Problem details: Read the listing below and copy out every line that holds "Send".

Data excerpts:
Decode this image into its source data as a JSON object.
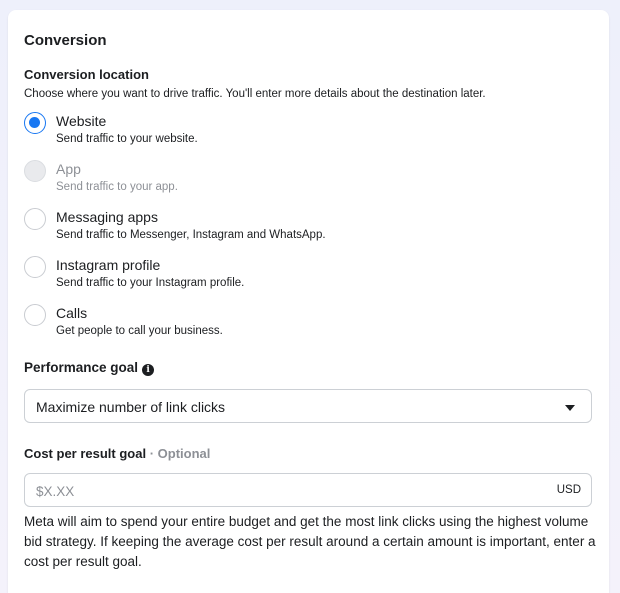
{
  "conversion": {
    "title": "Conversion",
    "location_title": "Conversion location",
    "location_description": "Choose where you want to drive traffic. You'll enter more details about the destination later.",
    "options": [
      {
        "label": "Website",
        "description": "Send traffic to your website.",
        "state": "selected"
      },
      {
        "label": "App",
        "description": "Send traffic to your app.",
        "state": "disabled"
      },
      {
        "label": "Messaging apps",
        "description": "Send traffic to Messenger, Instagram and WhatsApp.",
        "state": "unselected"
      },
      {
        "label": "Instagram profile",
        "description": "Send traffic to your Instagram profile.",
        "state": "unselected"
      },
      {
        "label": "Calls",
        "description": "Get people to call your business.",
        "state": "unselected"
      }
    ]
  },
  "performance_goal": {
    "title": "Performance goal",
    "info_icon": "info-circle-icon",
    "selected": "Maximize number of link clicks"
  },
  "cost_per_result": {
    "title": "Cost per result goal",
    "optional_label": "· Optional",
    "placeholder": "$X.XX",
    "currency": "USD",
    "help_text": "Meta will aim to spend your entire budget and get the most link clicks using the highest volume bid strategy. If keeping the average cost per result around a certain amount is important, enter a cost per result goal."
  },
  "colors": {
    "accent": "#1877f2",
    "muted": "#8d9096",
    "text": "#1c1e21"
  }
}
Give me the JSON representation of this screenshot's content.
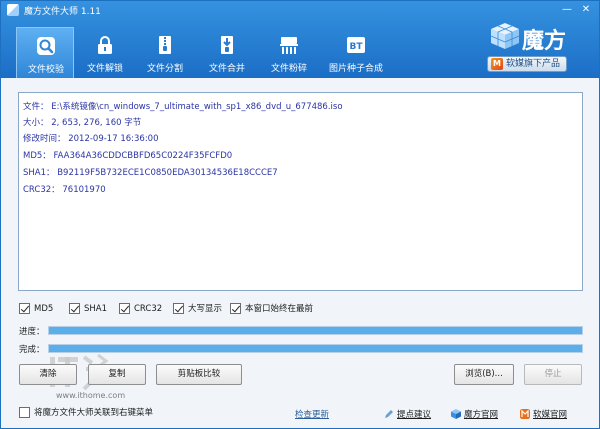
{
  "window": {
    "title": "魔方文件大师 1.11",
    "minimize_glyph": "—",
    "close_glyph": "✕"
  },
  "toolbar": {
    "tabs": [
      {
        "label": "文件校验",
        "icon": "magnifier-shield-icon",
        "active": true
      },
      {
        "label": "文件解锁",
        "icon": "lock-icon",
        "active": false
      },
      {
        "label": "文件分割",
        "icon": "zip-split-icon",
        "active": false
      },
      {
        "label": "文件合并",
        "icon": "zip-merge-icon",
        "active": false
      },
      {
        "label": "文件粉碎",
        "icon": "shredder-icon",
        "active": false
      },
      {
        "label": "图片种子合成",
        "icon": "bt-icon",
        "active": false
      }
    ]
  },
  "brand": {
    "logo_text": "魔方",
    "badge_letter": "M",
    "badge_text": "软媒旗下产品"
  },
  "result": {
    "file_label": "文件：",
    "file_value": "E:\\系统镜像\\cn_windows_7_ultimate_with_sp1_x86_dvd_u_677486.iso",
    "size_label": "大小：",
    "size_value": "2, 653, 276, 160 字节",
    "modified_label": "修改时间：",
    "modified_value": "2012-09-17 16:36:00",
    "md5_label": "MD5：",
    "md5_value": "FAA364A36CDDCBBFD65C0224F35FCFD0",
    "sha1_label": "SHA1：",
    "sha1_value": "B92119F5B732ECE1C0850EDA30134536E18CCCE7",
    "crc32_label": "CRC32：",
    "crc32_value": "76101970"
  },
  "options": {
    "md5": {
      "label": "MD5",
      "checked": true
    },
    "sha1": {
      "label": "SHA1",
      "checked": true
    },
    "crc32": {
      "label": "CRC32",
      "checked": true
    },
    "uppercase": {
      "label": "大写显示",
      "checked": true
    },
    "topmost": {
      "label": "本窗口始终在最前",
      "checked": true
    }
  },
  "progress": {
    "progress_label": "进度：",
    "progress_value": 1.0,
    "complete_label": "完成：",
    "complete_value": 1.0
  },
  "buttons": {
    "clear": "清除",
    "copy": "复制",
    "compare": "剪贴板比较",
    "browse": "浏览(B)...",
    "stop": "停止"
  },
  "footer": {
    "context_menu_label": "将魔方文件大师关联到右键菜单",
    "check_update": "检查更新",
    "feedback": "提点建议",
    "mofang_site": "魔方官网",
    "ruanmei_site": "软媒官网"
  },
  "watermark": {
    "url": "www.ithome.com"
  },
  "colors": {
    "header_top": "#3592e0",
    "header_bottom": "#1b6ec6",
    "result_text": "#2b34a5",
    "progress_fill": "#5aaee9"
  }
}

Solution for this problem:
        "description": "Send traffic to your website.",
        "description": "Send traffic to your app.",
        "description": "Send traffic to Messenger, Instagram and WhatsApp.",
        "description": "Send traffic to your Instagram profile.",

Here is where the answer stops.